According to the report, almost 80% of gamers in Singapore preferred keeping a virtual collection of games over a physical collection. With the introduction of cloud technology, it’s never been simpler. Some games don’t even have a physical version anymore, for that matter.
Furthermore, most store-bought games nowadays include single-use codes which are meant to curb exploitation and piracy. However, this is a double-edged sword. Although it does help against piracy, it also means people can’t “borrow” games from their friends anymore. On its own, this already limits the usefulness of physical games immensely, but coupled with the fact that cloud sharing is a thing, there’s little to no incentive to snag physical copies over virtual ones anymore. Unless there’s limited edition stuff inside, but that’s besides the point.
Remember to keep your gaming in check
Although the game industry has shown exponential growth, it’s not entirely a good thing. There’s always the issue of addiction.
Over half of the respondents admitted to sacrificing either food or sleep in order to play games. That’s a big no-no. Indulging a little more on holidays, off days or weekends is perfectly reasonable but it shouldn’t become a habit, nor should gaming ever be prioritised over basic needs like eating or drinking.

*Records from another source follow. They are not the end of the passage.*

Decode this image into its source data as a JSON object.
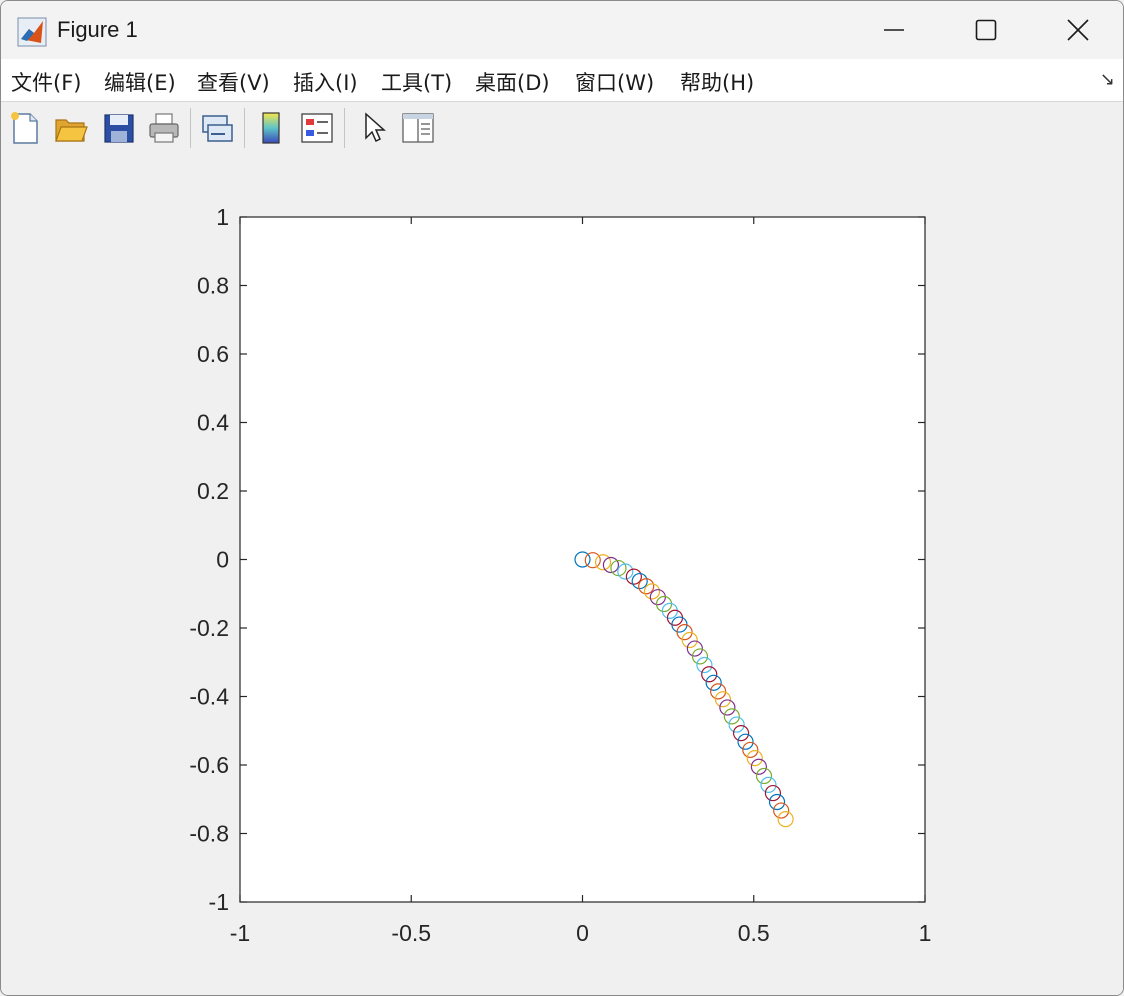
{
  "window": {
    "title": "Figure 1"
  },
  "menubar": {
    "items": [
      {
        "label": "文件(F)"
      },
      {
        "label": "编辑(E)"
      },
      {
        "label": "查看(V)"
      },
      {
        "label": "插入(I)"
      },
      {
        "label": "工具(T)"
      },
      {
        "label": "桌面(D)"
      },
      {
        "label": "窗口(W)"
      },
      {
        "label": "帮助(H)"
      }
    ]
  },
  "toolbar": {
    "buttons": [
      {
        "icon": "new-figure-icon"
      },
      {
        "icon": "open-file-icon"
      },
      {
        "icon": "save-icon"
      },
      {
        "icon": "print-icon"
      },
      {
        "icon": "link-plot-icon"
      },
      {
        "icon": "insert-colorbar-icon"
      },
      {
        "icon": "insert-legend-icon"
      },
      {
        "icon": "edit-plot-pointer-icon"
      },
      {
        "icon": "property-inspector-icon"
      }
    ]
  },
  "chart_data": {
    "type": "scatter",
    "marker": "circle",
    "xlim": [
      -1,
      1
    ],
    "ylim": [
      -1,
      1
    ],
    "xticks": [
      "-1",
      "-0.5",
      "0",
      "0.5",
      "1"
    ],
    "yticks": [
      "1",
      "0.8",
      "0.6",
      "0.4",
      "0.2",
      "0",
      "-0.2",
      "-0.4",
      "-0.6",
      "-0.8",
      "-1"
    ],
    "xtick_values": [
      -1,
      -0.5,
      0,
      0.5,
      1
    ],
    "ytick_values": [
      1,
      0.8,
      0.6,
      0.4,
      0.2,
      0,
      -0.2,
      -0.4,
      -0.6,
      -0.8,
      -1
    ],
    "grid": false,
    "color_order": [
      "#0072bd",
      "#d95319",
      "#edb120",
      "#7e2f8e",
      "#77ac30",
      "#4dbeee",
      "#a2142f"
    ],
    "points": [
      {
        "x": 0.0,
        "y": 0.0
      },
      {
        "x": 0.03,
        "y": -0.002
      },
      {
        "x": 0.06,
        "y": -0.008
      },
      {
        "x": 0.083,
        "y": -0.016
      },
      {
        "x": 0.105,
        "y": -0.025
      },
      {
        "x": 0.125,
        "y": -0.035
      },
      {
        "x": 0.15,
        "y": -0.05
      },
      {
        "x": 0.167,
        "y": -0.063
      },
      {
        "x": 0.186,
        "y": -0.078
      },
      {
        "x": 0.203,
        "y": -0.093
      },
      {
        "x": 0.22,
        "y": -0.11
      },
      {
        "x": 0.238,
        "y": -0.13
      },
      {
        "x": 0.255,
        "y": -0.15
      },
      {
        "x": 0.27,
        "y": -0.17
      },
      {
        "x": 0.283,
        "y": -0.19
      },
      {
        "x": 0.298,
        "y": -0.212
      },
      {
        "x": 0.313,
        "y": -0.235
      },
      {
        "x": 0.328,
        "y": -0.26
      },
      {
        "x": 0.343,
        "y": -0.283
      },
      {
        "x": 0.356,
        "y": -0.308
      },
      {
        "x": 0.37,
        "y": -0.335
      },
      {
        "x": 0.383,
        "y": -0.36
      },
      {
        "x": 0.396,
        "y": -0.385
      },
      {
        "x": 0.41,
        "y": -0.408
      },
      {
        "x": 0.423,
        "y": -0.432
      },
      {
        "x": 0.436,
        "y": -0.458
      },
      {
        "x": 0.45,
        "y": -0.482
      },
      {
        "x": 0.463,
        "y": -0.507
      },
      {
        "x": 0.476,
        "y": -0.532
      },
      {
        "x": 0.49,
        "y": -0.556
      },
      {
        "x": 0.503,
        "y": -0.58
      },
      {
        "x": 0.515,
        "y": -0.605
      },
      {
        "x": 0.53,
        "y": -0.632
      },
      {
        "x": 0.543,
        "y": -0.658
      },
      {
        "x": 0.556,
        "y": -0.682
      },
      {
        "x": 0.568,
        "y": -0.708
      },
      {
        "x": 0.58,
        "y": -0.733
      },
      {
        "x": 0.593,
        "y": -0.758
      }
    ]
  }
}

Medical complications aside, gaming addiction presents a sizable social problem in some countries. Throughout the past few years, there have been a growing number of cases where people game non-stop for days. Some of them even die as a result of overexertion. The most recent one was of a 13-year old boy in the Philippines who was hand-fed by his mother.

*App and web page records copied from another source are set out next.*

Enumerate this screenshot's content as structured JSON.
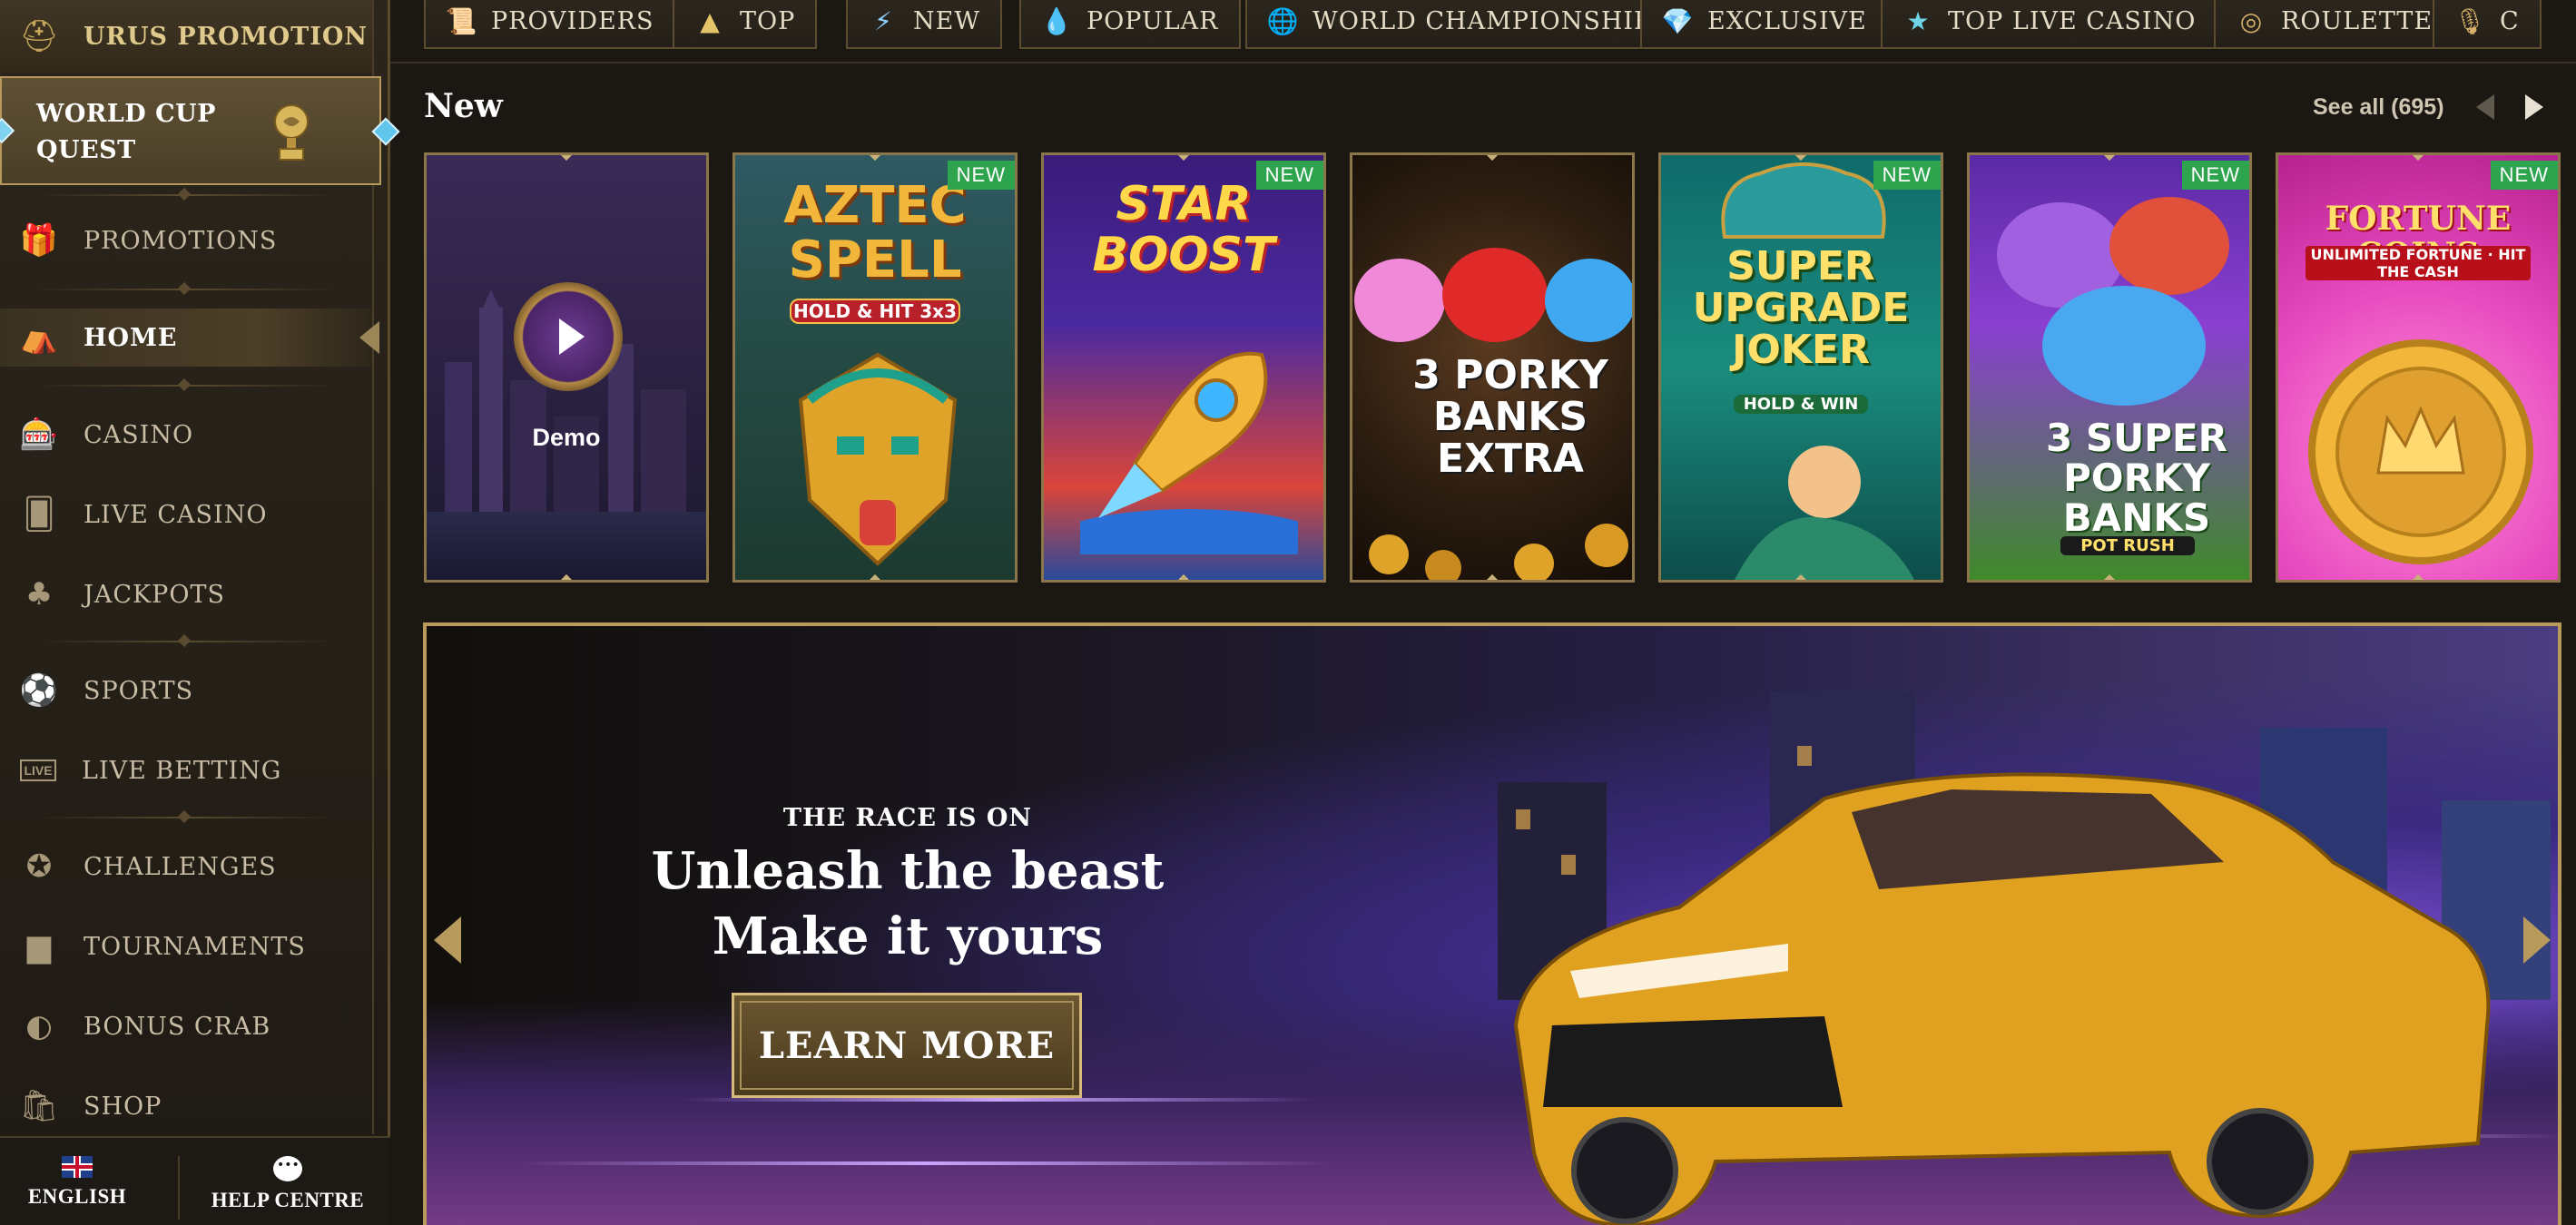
{
  "sidebar": {
    "promo": {
      "label": "URUS PROMOTION"
    },
    "quest": {
      "label_line1": "WORLD CUP",
      "label_line2": "QUEST"
    },
    "items": [
      {
        "label": "PROMOTIONS",
        "icon": "gift-icon"
      },
      {
        "label": "HOME",
        "icon": "home-icon",
        "active": true
      },
      {
        "label": "CASINO",
        "icon": "slot-machine-icon"
      },
      {
        "label": "LIVE CASINO",
        "icon": "playing-card-icon"
      },
      {
        "label": "JACKPOTS",
        "icon": "clover-icon"
      },
      {
        "label": "SPORTS",
        "icon": "ball-icon"
      },
      {
        "label": "LIVE BETTING",
        "icon": "live-icon",
        "icon_text": "LIVE"
      },
      {
        "label": "CHALLENGES",
        "icon": "badge-icon"
      },
      {
        "label": "TOURNAMENTS",
        "icon": "podium-icon"
      },
      {
        "label": "BONUS CRAB",
        "icon": "claw-icon"
      },
      {
        "label": "SHOP",
        "icon": "shopping-bag-icon"
      }
    ],
    "footer": {
      "language": "ENGLISH",
      "help": "HELP CENTRE"
    }
  },
  "categories": [
    {
      "label": "PROVIDERS",
      "icon": "scroll-icon",
      "glyph": "📜"
    },
    {
      "label": "TOP",
      "icon": "pyramid-icon",
      "glyph": "▲"
    },
    {
      "label": "NEW",
      "icon": "lightning-icon",
      "glyph": "⚡"
    },
    {
      "label": "POPULAR",
      "icon": "flame-icon",
      "glyph": "💧"
    },
    {
      "label": "WORLD CHAMPIONSHIP",
      "icon": "globe-icon",
      "glyph": "🌐"
    },
    {
      "label": "EXCLUSIVE",
      "icon": "gem-icon",
      "glyph": "💎"
    },
    {
      "label": "TOP LIVE CASINO",
      "icon": "star-icon",
      "glyph": "★"
    },
    {
      "label": "ROULETTE",
      "icon": "roulette-icon",
      "glyph": "◎"
    },
    {
      "label": "C",
      "icon": "microphone-icon",
      "glyph": "🎙"
    }
  ],
  "section": {
    "title": "New",
    "see_all": "See all (695)"
  },
  "games": [
    {
      "title": "",
      "demo_label": "Demo",
      "badge": ""
    },
    {
      "title": "AZTEC SPELL",
      "subtitle": "HOLD & HIT 3x3",
      "badge": "NEW"
    },
    {
      "title": "STAR BOOST",
      "subtitle": "",
      "badge": "NEW"
    },
    {
      "title": "3 PORKY BANKS EXTRA",
      "subtitle": "",
      "badge": ""
    },
    {
      "title": "SUPER UPGRADE JOKER",
      "subtitle": "HOLD & WIN",
      "badge": "NEW"
    },
    {
      "title": "3 SUPER PORKY BANKS",
      "subtitle": "POT RUSH",
      "badge": "NEW"
    },
    {
      "title": "FORTUNE COINS",
      "subtitle": "UNLIMITED FORTUNE · HIT THE CASH",
      "badge": "NEW"
    }
  ],
  "banner": {
    "eyebrow": "THE RACE IS ON",
    "headline_1": "Unleash the beast",
    "headline_2": "Make it yours",
    "cta": "LEARN MORE"
  },
  "colors": {
    "accent_gold": "#b89b5c",
    "badge_green": "#2ea44f",
    "background": "#1b1712"
  }
}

Fortunately, nothing serious came out of it in the end. However, it’s still worrying for parents and governments alike that gaming addictions might become a significant problem among their youth. Singapore seems especially vulnerable, since games are often within arm’s reach. That said, addiction can rupture any society if it spirals out of control, not just our little red dot. So, while gaming is definitely fun, do keep an eye on how much you play!
Is esports actually viable as a career in Singapore?
Have you ever wondered what life would be like if you played games for a living? Don’t be shy to admit it, I think we gamers have all been there. Based on the report, more and more people are thinking about that as well. In fact, over a third of Singaporean gamers would jump straight into professional esports if they could!
To be honest, this isn’t too surprising either.
In 2018 alone, esports has received a ton of recognition internationally, both as a sport and professional discipline. The increased recognition naturally leads to more people perceiving it as a viable career option. After all, for some people the key to happiness is to love what you do. What better deal is there for a gamer than to make a living playing his favourite title? However, considering Singapore’s current context, I think it’s not that viable for us. Yet.
The main limiting factor is opportunity. By and large, previous esports events here didn’t give aspiring gamers much traction in the professional scene. Not to mention that there weren’t that many events to begin with. Fortunately, that seems to be changing. The PVP Community initiative Singtel launched recently will spearhead Singapore’s foray into the current generation of competitive esports, which is great. That being said, these changes will take time, which is why I feel the viability of esports as a career has not fully matured in Singapore.
But at the end of the day, we have to step back and see the bigger picture. Amidst all the glitz and glamour, esports is like any professional field — people tend to see only the success stories. For every successful cyber athlete, there are thousands more who tried and didn’t quite make it. So, while I fully support any aspiring gamer looking to make their mark (ganbatte!), it’s important not to put all your eggs into one basket.